*TO DO*.
Each record needs to be echoed exactly; can you do that?

---------- DATA PROVIDED ----------

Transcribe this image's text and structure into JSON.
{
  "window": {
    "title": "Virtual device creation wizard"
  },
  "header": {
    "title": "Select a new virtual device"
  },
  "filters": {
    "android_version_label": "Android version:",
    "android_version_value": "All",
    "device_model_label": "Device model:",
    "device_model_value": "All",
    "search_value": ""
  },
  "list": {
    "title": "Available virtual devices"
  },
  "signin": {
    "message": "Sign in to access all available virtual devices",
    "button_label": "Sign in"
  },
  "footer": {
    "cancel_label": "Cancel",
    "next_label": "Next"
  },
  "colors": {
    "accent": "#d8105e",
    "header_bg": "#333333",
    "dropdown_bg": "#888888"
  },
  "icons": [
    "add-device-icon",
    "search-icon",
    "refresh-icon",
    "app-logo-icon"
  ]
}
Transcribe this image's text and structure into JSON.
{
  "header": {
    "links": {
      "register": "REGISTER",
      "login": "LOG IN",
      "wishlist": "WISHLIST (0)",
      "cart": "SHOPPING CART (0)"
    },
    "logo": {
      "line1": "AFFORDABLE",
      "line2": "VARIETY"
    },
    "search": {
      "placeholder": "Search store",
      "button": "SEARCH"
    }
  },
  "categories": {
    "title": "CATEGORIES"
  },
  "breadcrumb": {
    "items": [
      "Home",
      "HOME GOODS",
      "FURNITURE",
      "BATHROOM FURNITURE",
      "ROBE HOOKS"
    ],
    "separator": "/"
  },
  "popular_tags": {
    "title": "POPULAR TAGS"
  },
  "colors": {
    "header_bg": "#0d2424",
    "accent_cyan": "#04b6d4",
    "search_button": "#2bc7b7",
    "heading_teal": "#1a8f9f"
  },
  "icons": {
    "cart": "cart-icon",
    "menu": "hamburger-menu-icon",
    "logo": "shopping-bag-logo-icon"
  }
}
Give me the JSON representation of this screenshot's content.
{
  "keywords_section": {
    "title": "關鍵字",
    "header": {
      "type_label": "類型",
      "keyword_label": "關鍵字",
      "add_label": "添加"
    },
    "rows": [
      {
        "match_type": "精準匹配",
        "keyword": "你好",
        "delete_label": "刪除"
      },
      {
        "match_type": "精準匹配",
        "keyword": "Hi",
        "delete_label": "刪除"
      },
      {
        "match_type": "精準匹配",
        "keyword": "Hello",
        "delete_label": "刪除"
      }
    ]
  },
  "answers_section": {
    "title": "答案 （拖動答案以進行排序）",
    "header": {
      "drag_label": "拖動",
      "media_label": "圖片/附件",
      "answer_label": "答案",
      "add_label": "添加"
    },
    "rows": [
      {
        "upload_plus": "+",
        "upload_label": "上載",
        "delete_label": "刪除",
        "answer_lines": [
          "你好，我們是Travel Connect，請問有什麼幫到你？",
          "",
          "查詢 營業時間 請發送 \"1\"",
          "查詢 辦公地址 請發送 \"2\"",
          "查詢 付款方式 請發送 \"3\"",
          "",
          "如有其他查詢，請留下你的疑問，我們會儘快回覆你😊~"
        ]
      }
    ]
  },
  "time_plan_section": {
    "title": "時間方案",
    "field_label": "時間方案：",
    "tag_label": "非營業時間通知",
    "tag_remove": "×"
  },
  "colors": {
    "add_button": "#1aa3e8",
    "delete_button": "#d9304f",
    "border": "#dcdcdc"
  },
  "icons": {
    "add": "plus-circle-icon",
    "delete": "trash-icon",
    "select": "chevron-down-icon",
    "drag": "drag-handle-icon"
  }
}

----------

*RESULT BELOW*.
Transcribe this image's text and structure into JSON.
{
  "window": {
    "title": "Virtual device creation wizard"
  },
  "header": {
    "title": "Select a new virtual device"
  },
  "filters": {
    "android_version_label": "Android version:",
    "android_version_value": "All",
    "device_model_label": "Device model:",
    "device_model_value": "All",
    "search_value": ""
  },
  "list": {
    "title": "Available virtual devices"
  },
  "signin": {
    "message": "Sign in to access all available virtual devices",
    "button_label": "Sign in"
  },
  "footer": {
    "cancel_label": "Cancel",
    "next_label": "Next"
  },
  "colors": {
    "accent": "#d8105e",
    "header_bg": "#333333",
    "dropdown_bg": "#888888"
  },
  "icons": [
    "add-device-icon",
    "search-icon",
    "refresh-icon",
    "app-logo-icon"
  ]
}
Transcribe this image's text and structure into JSON.
{
  "header": {
    "links": {
      "register": "REGISTER",
      "login": "LOG IN",
      "wishlist": "WISHLIST (0)",
      "cart": "SHOPPING CART (0)"
    },
    "logo": {
      "line1": "AFFORDABLE",
      "line2": "VARIETY"
    },
    "search": {
      "placeholder": "Search store",
      "button": "SEARCH"
    }
  },
  "categories": {
    "title": "CATEGORIES"
  },
  "breadcrumb": {
    "items": [
      "Home",
      "HOME GOODS",
      "FURNITURE",
      "BATHROOM FURNITURE",
      "ROBE HOOKS"
    ],
    "separator": "/"
  },
  "popular_tags": {
    "title": "POPULAR TAGS"
  },
  "colors": {
    "header_bg": "#0d2424",
    "accent_cyan": "#04b6d4",
    "search_button": "#2bc7b7",
    "heading_teal": "#1a8f9f"
  },
  "icons": {
    "cart": "cart-icon",
    "menu": "hamburger-menu-icon",
    "logo": "shopping-bag-logo-icon"
  }
}
Give me the JSON representation of this screenshot's content.
{
  "keywords_section": {
    "title": "關鍵字",
    "header": {
      "type_label": "類型",
      "keyword_label": "關鍵字",
      "add_label": "添加"
    },
    "rows": [
      {
        "match_type": "精準匹配",
        "keyword": "你好",
        "delete_label": "刪除"
      },
      {
        "match_type": "精準匹配",
        "keyword": "Hi",
        "delete_label": "刪除"
      },
      {
        "match_type": "精準匹配",
        "keyword": "Hello",
        "delete_label": "刪除"
      }
    ]
  },
  "answers_section": {
    "title": "答案 （拖動答案以進行排序）",
    "header": {
      "drag_label": "拖動",
      "media_label": "圖片/附件",
      "answer_label": "答案",
      "add_label": "添加"
    },
    "rows": [
      {
        "upload_plus": "+",
        "upload_label": "上載",
        "delete_label": "刪除",
        "answer_lines": [
          "你好，我們是Travel Connect，請問有什麼幫到你？",
          "",
          "查詢 營業時間 請發送 \"1\"",
          "查詢 辦公地址 請發送 \"2\"",
          "查詢 付款方式 請發送 \"3\"",
          "",
          "如有其他查詢，請留下你的疑問，我們會儘快回覆你😊~"
        ]
      }
    ]
  },
  "time_plan_section": {
    "title": "時間方案",
    "field_label": "時間方案：",
    "tag_label": "非營業時間通知",
    "tag_remove": "×"
  },
  "colors": {
    "add_button": "#1aa3e8",
    "delete_button": "#d9304f",
    "border": "#dcdcdc"
  },
  "icons": {
    "add": "plus-circle-icon",
    "delete": "trash-icon",
    "select": "chevron-down-icon",
    "drag": "drag-handle-icon"
  }
}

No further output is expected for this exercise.